  • During the course of this year I have written a book, for release next year, which is aimed at thinking Christians who don’t necessarily have theological training. Entitled ‘God of violence yesterday, God of love today?’, it aims to grapple with the violence of the Old Testament, and provide some pointers to how we might think about it. It is not, of course, a final word on the subject – it is probably not even myfinal word on the subject, but it is an attempt to contribute to the conversation. The book will be published by BRF in May 2019. (The content is quite different to the subject of the lecture.) I also whole-heartedly endorse John Walton’s ‘Lost World of the Israelite Conquest’, which brings a very helpful perspective to some of these texts.
  • At Bristol Baptist College, where I work part-time, we are setting up a Centre for the Study of Bible and Violence. This will provide opportunity for postgraduate study and research for those who have an academic interest in the subject. With the wonders of modern technology, they don’t even need to live in the UK! Alongside this academic aim, the Centre will aim to produce resources for the churches to promote confidence in the goodness of God and the value of the Old Testament; and in order to equip the church in the UK and overseas to offer a biblically faithful counter-violence, counter-extremist narrative in situations of tension and conflict. If you would be interested in the work of the Centre in any way, do get in touch. 
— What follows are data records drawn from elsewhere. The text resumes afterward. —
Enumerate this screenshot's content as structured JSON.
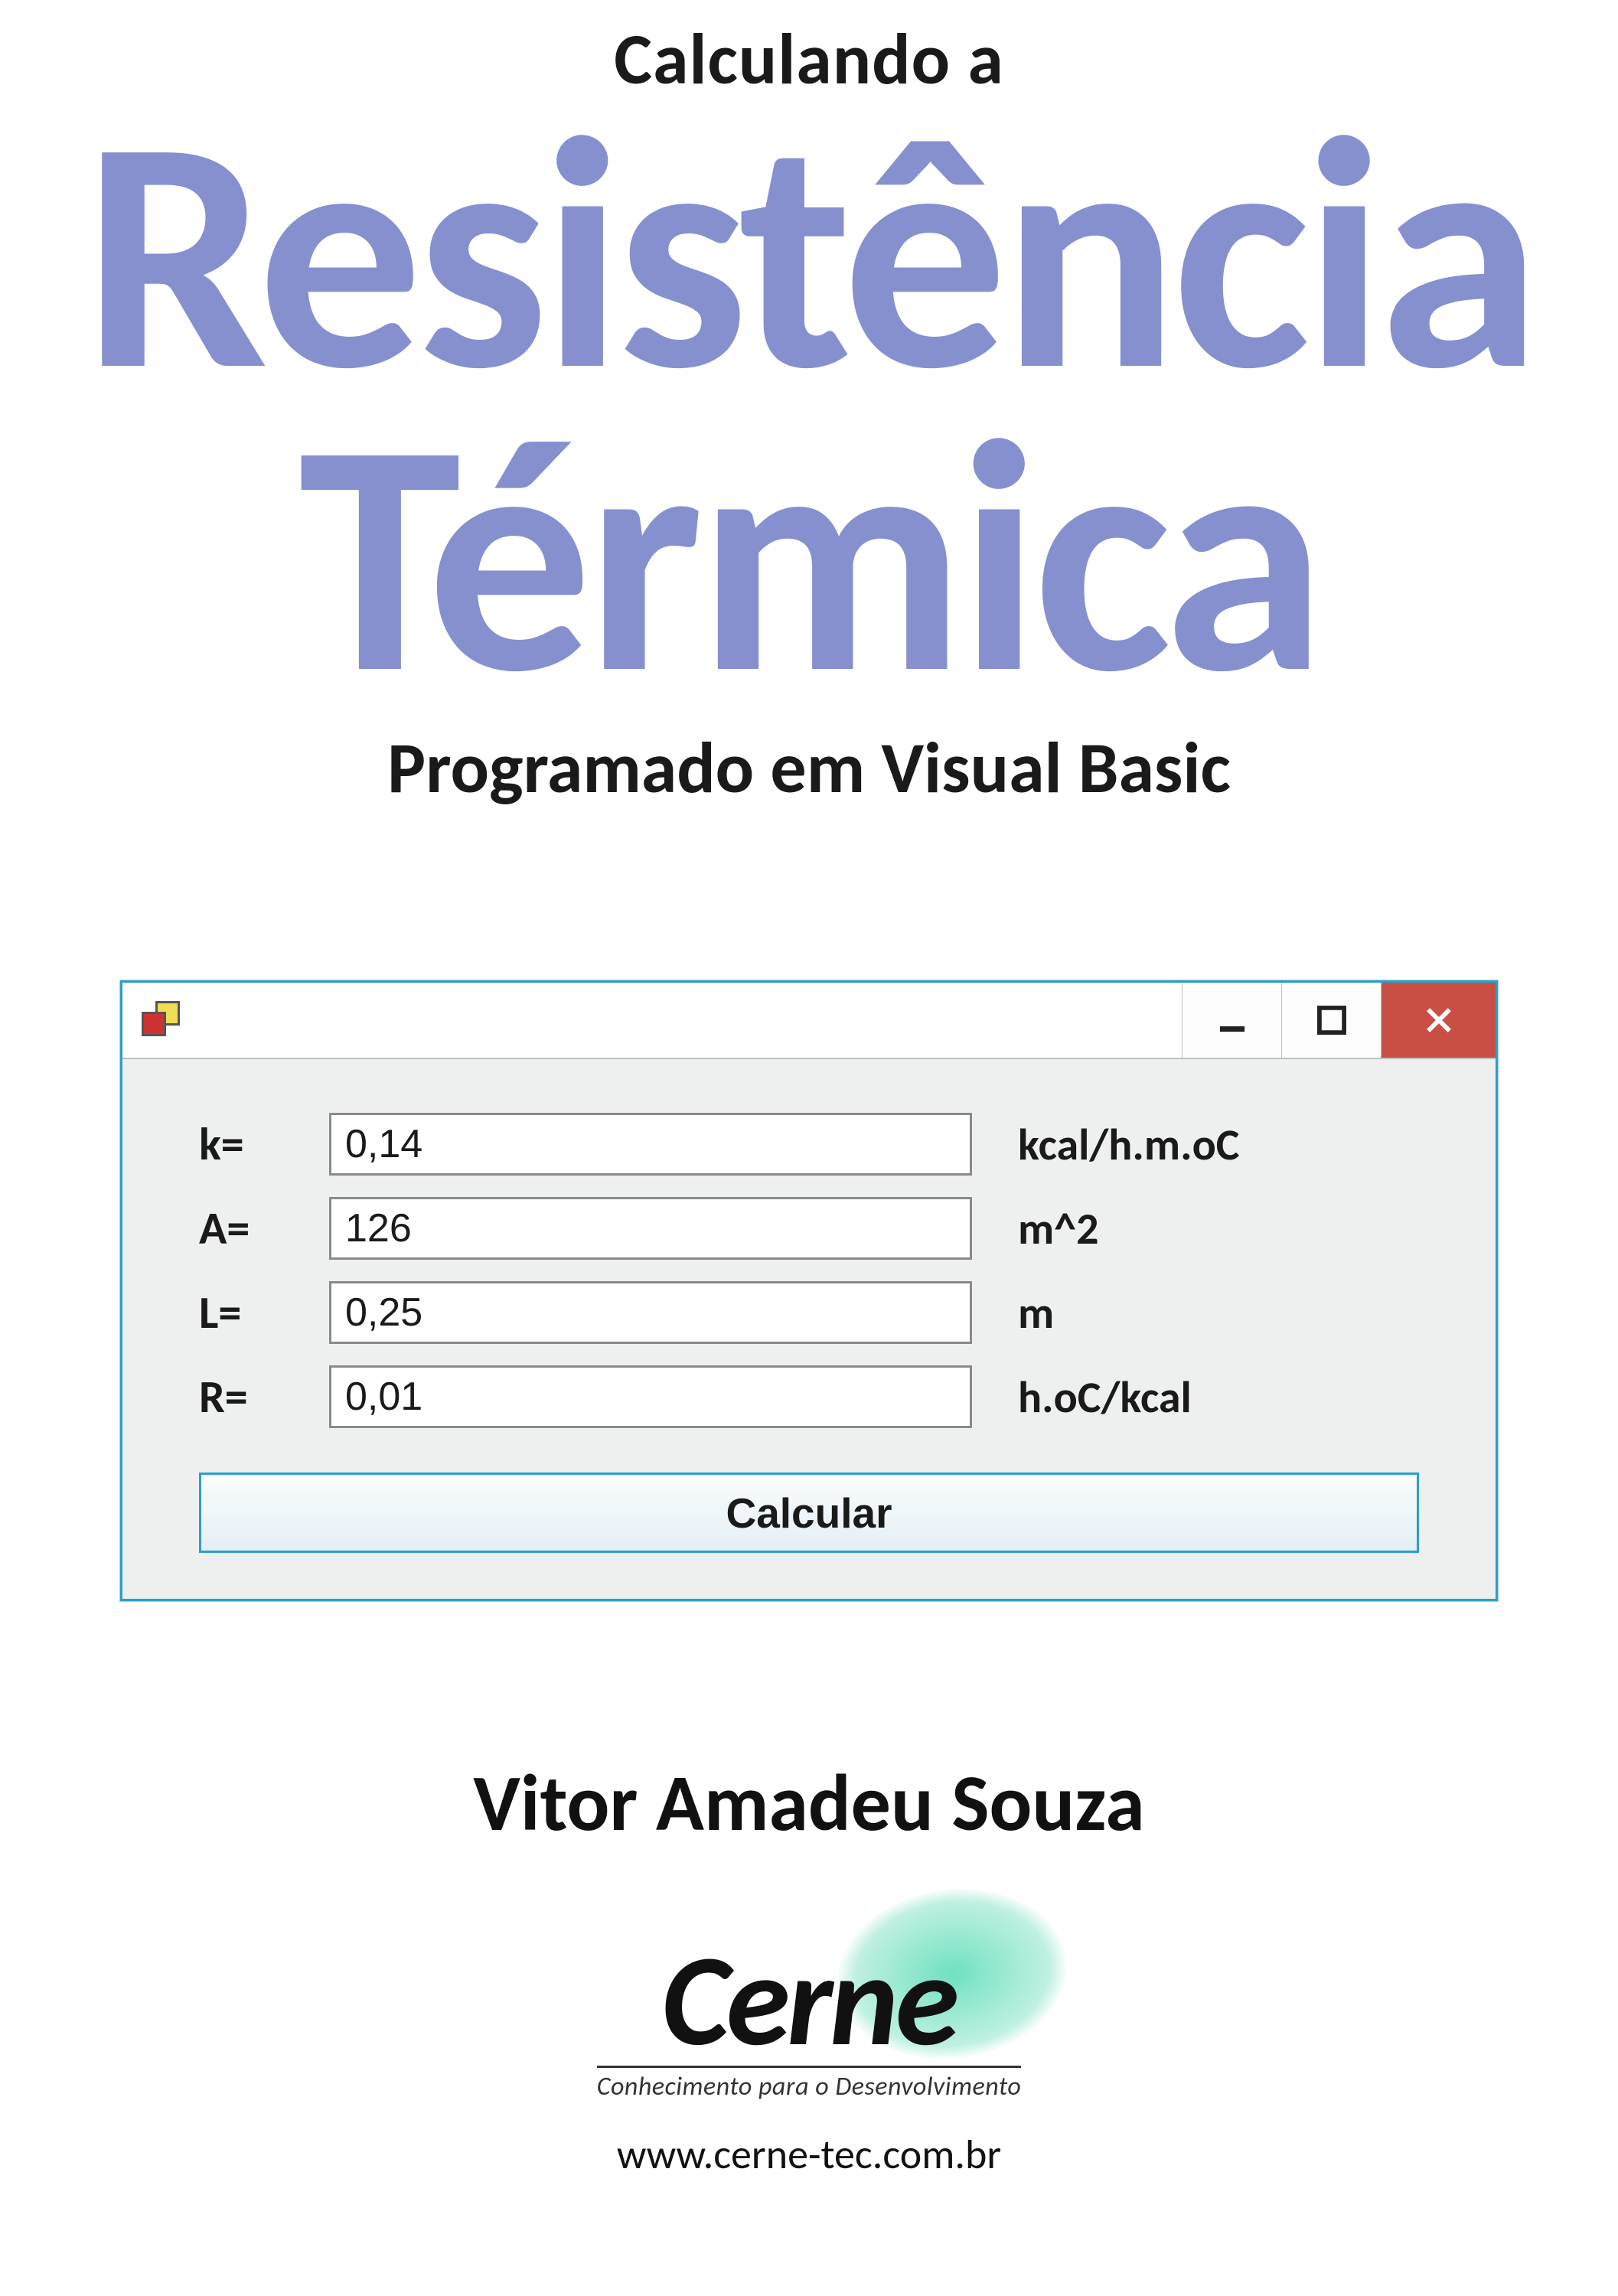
{
  "header": {
    "supertitle": "Calculando a",
    "title_line1": "Resistência",
    "title_line2": "Térmica",
    "subtitle": "Programado em Visual Basic"
  },
  "window": {
    "controls": {
      "minimize_glyph": "—",
      "maximize_glyph": "□",
      "close_glyph": "×"
    },
    "fields": [
      {
        "label": "k=",
        "value": "0,14",
        "unit": "kcal/h.m.oC"
      },
      {
        "label": "A=",
        "value": "126",
        "unit": "m^2"
      },
      {
        "label": "L=",
        "value": "0,25",
        "unit": "m"
      },
      {
        "label": "R=",
        "value": "0,01",
        "unit": "h.oC/kcal"
      }
    ],
    "calc_button": "Calcular"
  },
  "footer": {
    "author": "Vitor Amadeu Souza",
    "logo_text": "Cerne",
    "logo_tag": "Conhecimento para o Desenvolvimento",
    "logo_url": "www.cerne-tec.com.br"
  }
}
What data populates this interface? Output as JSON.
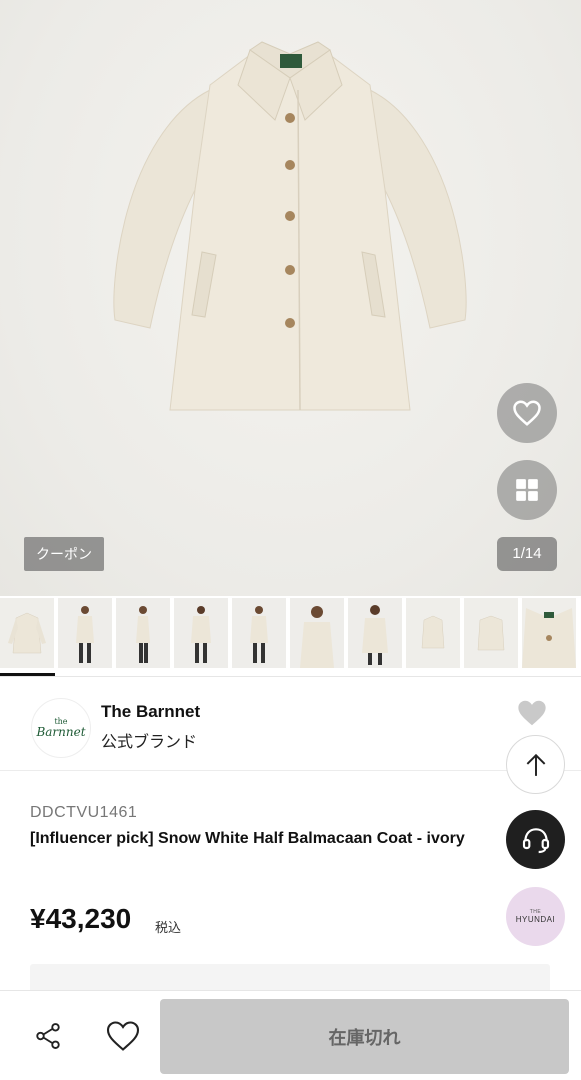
{
  "hero": {
    "coupon_label": "クーポン",
    "image_counter": "1/14",
    "favorite_icon": "heart-icon",
    "gallery_icon": "grid-icon"
  },
  "thumbnails": {
    "count": 10,
    "active_index": 0
  },
  "brand": {
    "name": "The Barnnet",
    "subtitle": "公式ブランド",
    "logo_text_top": "the",
    "logo_text_main": "Barnnet"
  },
  "product": {
    "sku": "DDCTVU1461",
    "title": "[Influencer pick] Snow White Half Balmacaan Coat - ivory",
    "price": "¥43,230",
    "tax_label": "税込"
  },
  "floating": {
    "scroll_top_icon": "arrow-up-icon",
    "support_icon": "headset-icon",
    "hyundai_small": "THE",
    "hyundai_label": "HYUNDAI"
  },
  "bottom_bar": {
    "share_icon": "share-icon",
    "wishlist_icon": "heart-outline-icon",
    "cta_label": "在庫切れ"
  },
  "colors": {
    "coat": "#ece6d8",
    "hero_bg": "#efefeb",
    "soldout_bg": "#c8c8c8",
    "hyundai_bg": "#ead9ec"
  }
}
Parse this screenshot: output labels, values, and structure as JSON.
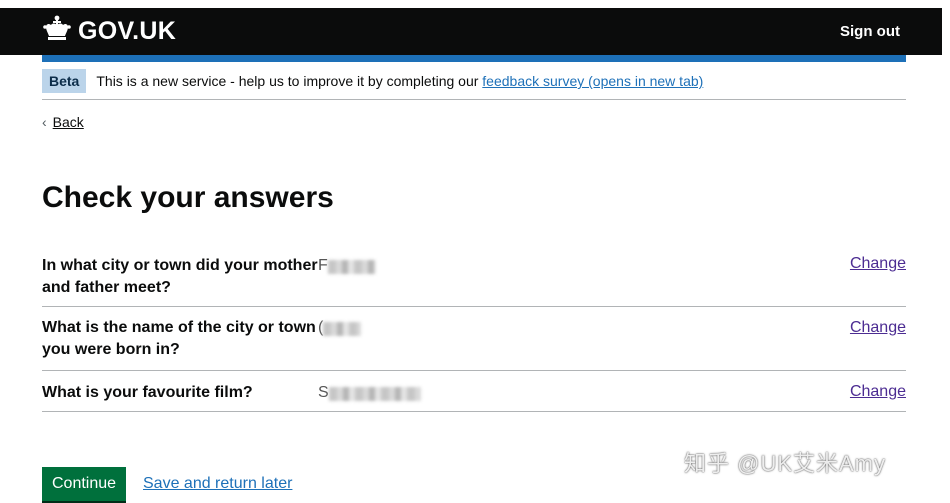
{
  "header": {
    "logo_text": "GOV.UK",
    "logo_icon": "crown-icon",
    "sign_out_label": "Sign out",
    "accent_color": "#1d70b8"
  },
  "phase_banner": {
    "tag": "Beta",
    "text": "This is a new service - help us to improve it by completing our ",
    "link_text": "feedback survey (opens in new tab)"
  },
  "back_link": {
    "icon": "chevron-left-icon",
    "label": "Back"
  },
  "page_title": "Check your answers",
  "summary_rows": [
    {
      "question": "In what city or town did your mother and father meet?",
      "answer_visible": "F",
      "action": "Change"
    },
    {
      "question": "What is the name of the city or town you were born in?",
      "answer_visible": "(",
      "action": "Change"
    },
    {
      "question": "What is your favourite film?",
      "answer_visible": "S",
      "action": "Change"
    }
  ],
  "actions": {
    "continue_label": "Continue",
    "save_label": "Save and return later",
    "continue_color": "#00703c"
  },
  "watermark": "知乎 @UK艾米Amy"
}
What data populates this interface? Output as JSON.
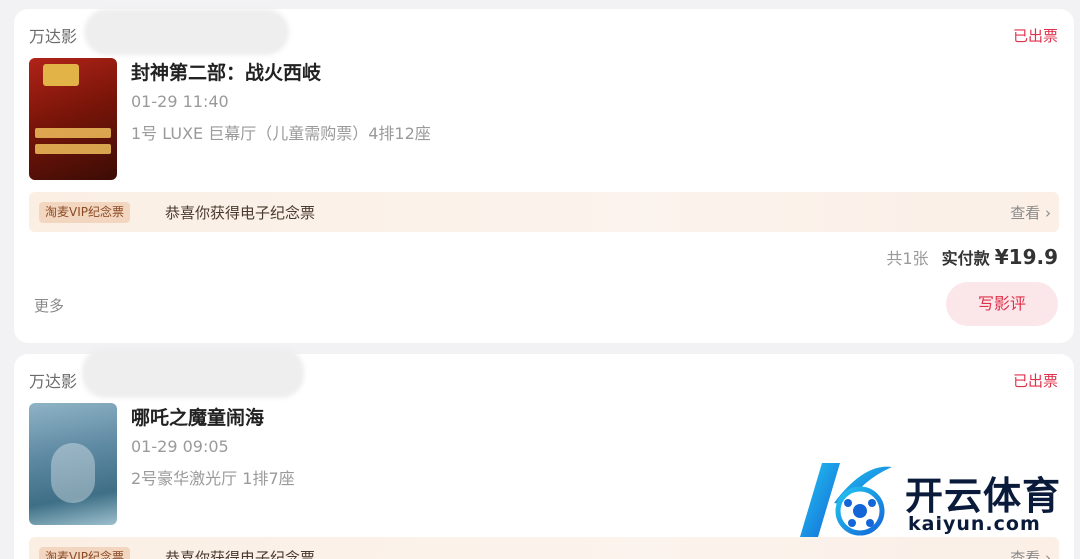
{
  "orders": [
    {
      "cinema": "万达影",
      "status": "已出票",
      "movie_title": "封神第二部：战火西岐",
      "showtime": "01-29 11:40",
      "hall_seat": "1号 LUXE 巨幕厅（儿童需购票）4排12座",
      "vip_tag": "淘麦VIP纪念票",
      "vip_message": "恭喜你获得电子纪念票",
      "vip_view": "查看 ›",
      "ticket_count": "共1张",
      "paid_label": "实付款",
      "paid_amount": "¥19.9",
      "more": "更多",
      "review_button": "写影评"
    },
    {
      "cinema": "万达影",
      "status": "已出票",
      "movie_title": "哪吒之魔童闹海",
      "showtime": "01-29 09:05",
      "hall_seat": "2号豪华激光厅 1排7座",
      "vip_tag": "淘麦VIP纪念票",
      "vip_message": "恭喜你获得电子纪念票",
      "vip_view": "查看 ›"
    }
  ],
  "watermark": {
    "logo_icon": "k-ball-logo-icon",
    "name": "开云体育",
    "url": "kaiyun.com"
  },
  "colors": {
    "accent_red": "#e0324b",
    "review_bg": "#fbe7ea",
    "vip_bg": "#fbefe4",
    "logo_blue": "#1aa3e8"
  }
}
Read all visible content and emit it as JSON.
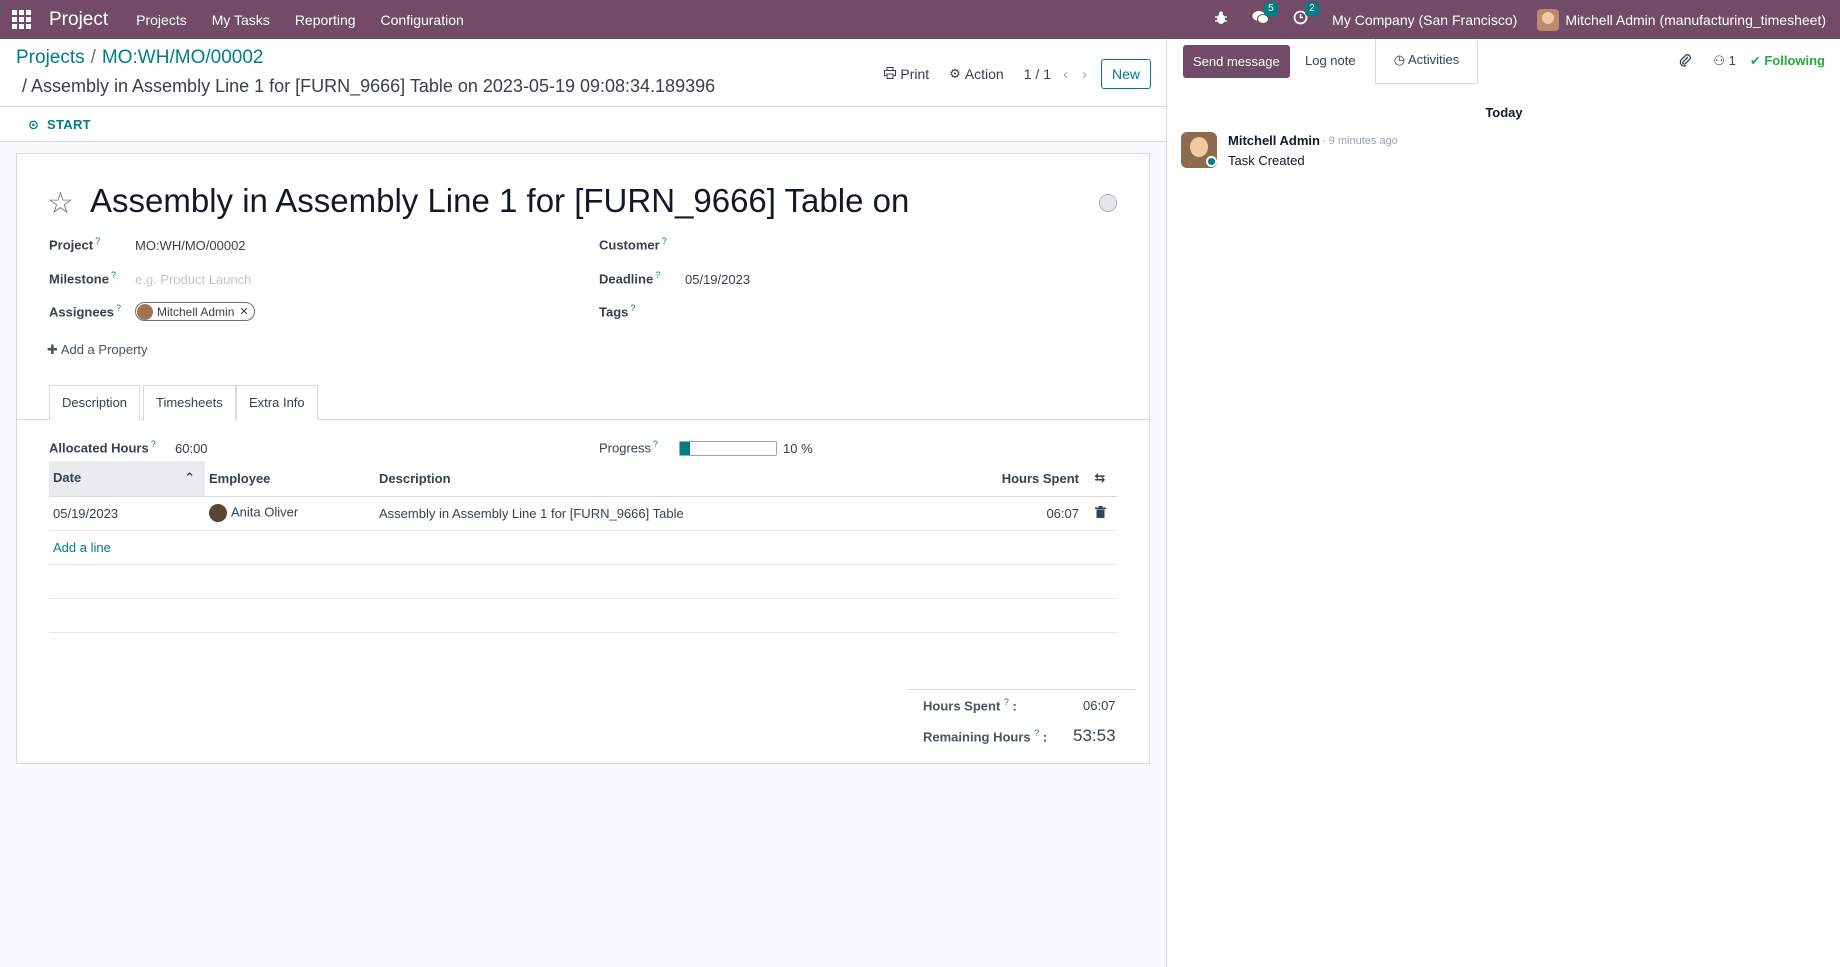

In my view, the texts of violence in the Old Testament comprise one of the pressing issues facing the church today. This impression has been reinforced by the turnout and comments I have received on my lecture tour. I believe it is vital that we recover our confidence in the value of the Old Testament; that we stand upon the absolute assuredness of the goodness of God; and that we learn to interpret our Old Testaments in ways that do not endorse violent action in our own time.
The written version of Helen’s Whitley lecture can be purchased from Amazon here

This blog is part of series, please click here to read more.

For more about the Whitley lecture.

The 2017 Whitley Lecture is entitled the The Pioneering Evangelicalism of Dan Taylor (1738-1816) by Richard Pollard, Minister and Team Leader, Fishponds Baptist Church, Bristol. It is available from Regent's Park College. 

The 2016 Whitley Lecture was Church Without Walls: Post-Soviet Baptists in the Ukranian Revolution 2013-14 by Joshua Searle, Tutor in Theology and Public Thought and Assistant Director of Postgraduate Research at Spurgeon's College.

Previous Whitley Lectures can be accessed from Regent's Park College Publications.

    Post     Tweet
It was a privilege to be able to take the Whitley lecture on tour around the country this year.
I was caught hugely unawares a few weeks ago when a book I was reading moved me to tears – not just ‘leaking at the eyes’ as my husband calls it, but deep gut-wrenching sobs.
I would like to offer some thoughts on a chapter of Kings I re-read recently. In 2 Kings 9 and 10
I wasn’t planning to blog again so soon, but it’s been a difficult week nationally, and for me, the concurrence of three things has made me both very angry, and very thoughtful.
In September 2014 I accepted the invitation to deliver the travelling Whitley lecture in 2018. Sadly, I had to disabuse my daughters of the idea I would be on a sell-out tour with a bus, a bunch of burly roadies, and adoring fans at each new venue.